What is Hybrid Rice?
Hybrid rice is rice that has been created by crossing two different parental strains. Such crosses generally result in an F1 generation that is more robust than either of the parental strains. The improved qualities of the F1 generation is referred to as “hybrid vigour” or “heterosis”. The hybrid vigour may result in superior agronomic qualities such as higher yield, stronger resistance to diseases, more efficient use of soil nutrients, and better weed control. Hybrid vigour and other superior qualities arising from crossing genetically different plants has been well known and used by traditional crop breeders for decades.
In the past, the production of hybrid rice strains was limited by rice’s inherent propensity to self-pollinate. In 1974, Chinese scientists overcame this when they developed the first generation of hybrid rice using a three-line hybrid system based on cytoplasmic male sterile (CMS) lines and hybrid combinations. In 1996, an even more efficient second generation of hybrid rice was developed based on photoperiod-sensitive genetic male sterility (PGMS) lines.
Traditional rice production (i.e., non hybrid rice) relies on rice varieties. A rice variety is a rice line that is a group of rice plants distiguished by common characteristics of significance to agriculture and often has been assigned a commercial name. When rice is produced from a variety, a single line is planted and it fertilizes by self-pollination. When a rice variety is reproduced, it retains its distiguishing characteristics, and farmers can keep seeds for replanting next season.

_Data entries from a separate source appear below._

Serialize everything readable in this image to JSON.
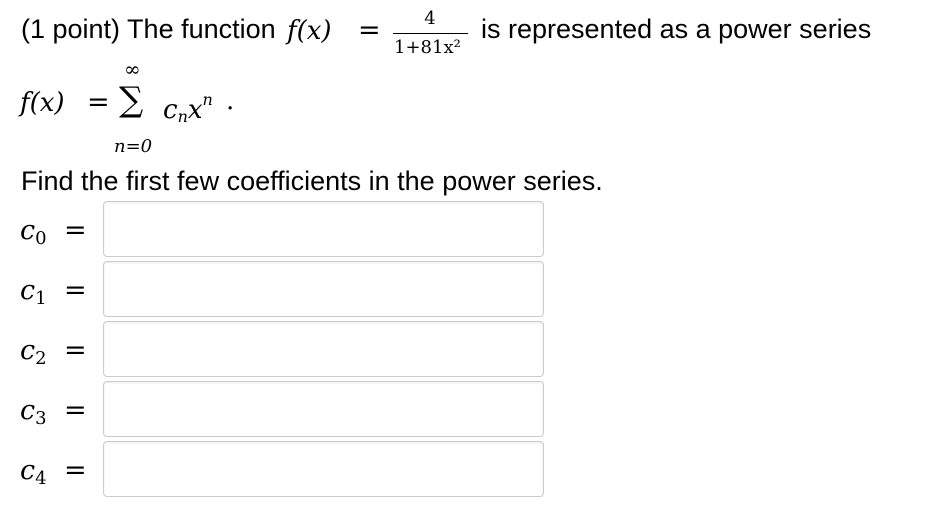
{
  "problem": {
    "intro": "(1 point) The function",
    "fx_label": "f(x)",
    "equals": "=",
    "fraction": {
      "numerator": "4",
      "denominator": "1+81x²"
    },
    "outro": "is represented as a power series",
    "series": {
      "lhs": "f(x)",
      "equals": "=",
      "sigma": "∑",
      "upper": "∞",
      "lower": "n=0",
      "coef": "c",
      "coef_sub": "n",
      "var": "x",
      "exp": "n",
      "period": "."
    },
    "instruction": "Find the first few coefficients in the power series."
  },
  "answers": [
    {
      "label": "c",
      "sub": "0",
      "equals": "=",
      "value": ""
    },
    {
      "label": "c",
      "sub": "1",
      "equals": "=",
      "value": ""
    },
    {
      "label": "c",
      "sub": "2",
      "equals": "=",
      "value": ""
    },
    {
      "label": "c",
      "sub": "3",
      "equals": "=",
      "value": ""
    },
    {
      "label": "c",
      "sub": "4",
      "equals": "=",
      "value": ""
    }
  ]
}
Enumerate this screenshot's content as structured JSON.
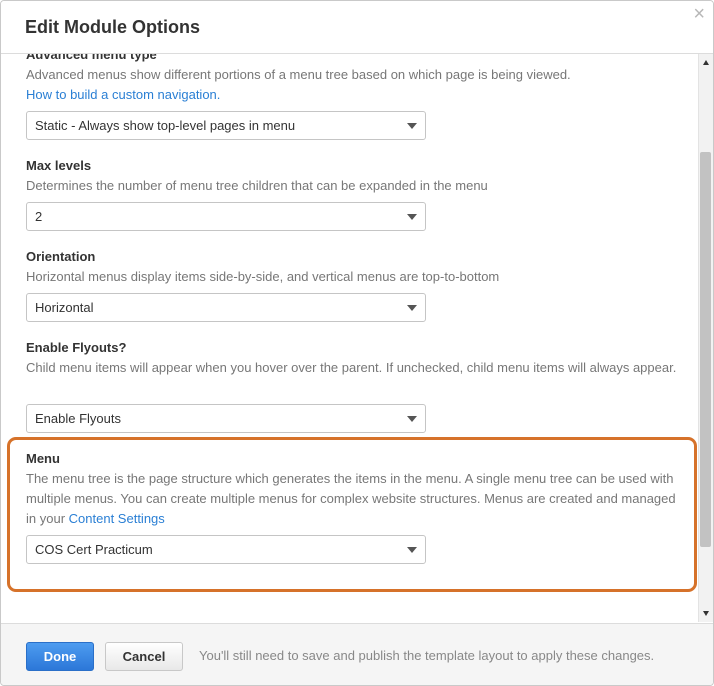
{
  "dialog": {
    "title": "Edit Module Options",
    "close_glyph": "×"
  },
  "fields": {
    "advanced": {
      "label": "Advanced menu type",
      "description": "Advanced menus show different portions of a menu tree based on which page is being viewed.",
      "link": "How to build a custom navigation.",
      "value": "Static - Always show top-level pages in menu"
    },
    "max_levels": {
      "label": "Max levels",
      "description": "Determines the number of menu tree children that can be expanded in the menu",
      "value": "2"
    },
    "orientation": {
      "label": "Orientation",
      "description": "Horizontal menus display items side-by-side, and vertical menus are top-to-bottom",
      "value": "Horizontal"
    },
    "flyouts": {
      "label": "Enable Flyouts?",
      "description": "Child menu items will appear when you hover over the parent. If unchecked, child menu items will always appear.",
      "value": "Enable Flyouts"
    },
    "menu": {
      "label": "Menu",
      "description": "The menu tree is the page structure which generates the items in the menu. A single menu tree can be used with multiple menus. You can create multiple menus for complex website structures. Menus are created and managed in your",
      "link": "Content Settings",
      "value": "COS Cert Practicum"
    }
  },
  "footer": {
    "done_label": "Done",
    "cancel_label": "Cancel",
    "note": "You'll still need to save and publish the template layout to apply these changes."
  },
  "colors": {
    "accent": "#2a7fd4",
    "highlight": "#d6722a"
  }
}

In contrast, hybrid rice is the product of a cross between two distinct rice lines, and due to the difficulty of making hybrids, they are generally only produced by seed companies. Farmers do not save seeds for replanting because self-fertilization will result in genetic segregation of traits. Therefore, farmers need to buy new hybrid seeds every year. This may produce an economic hardship for the farmer, who has to balance the benefits of hybrid vigour with the annual cost of purchasing new seeds.
Hybrid rice for food security (2004). FAO Factsheet.
Yuan L.P. (2002) The second generation of hybrid rice in China. Sustainable rice production for food security, Proceedings of the 20th Session of the International Rice Commission, Food and Agriculture Organization of the United Nations.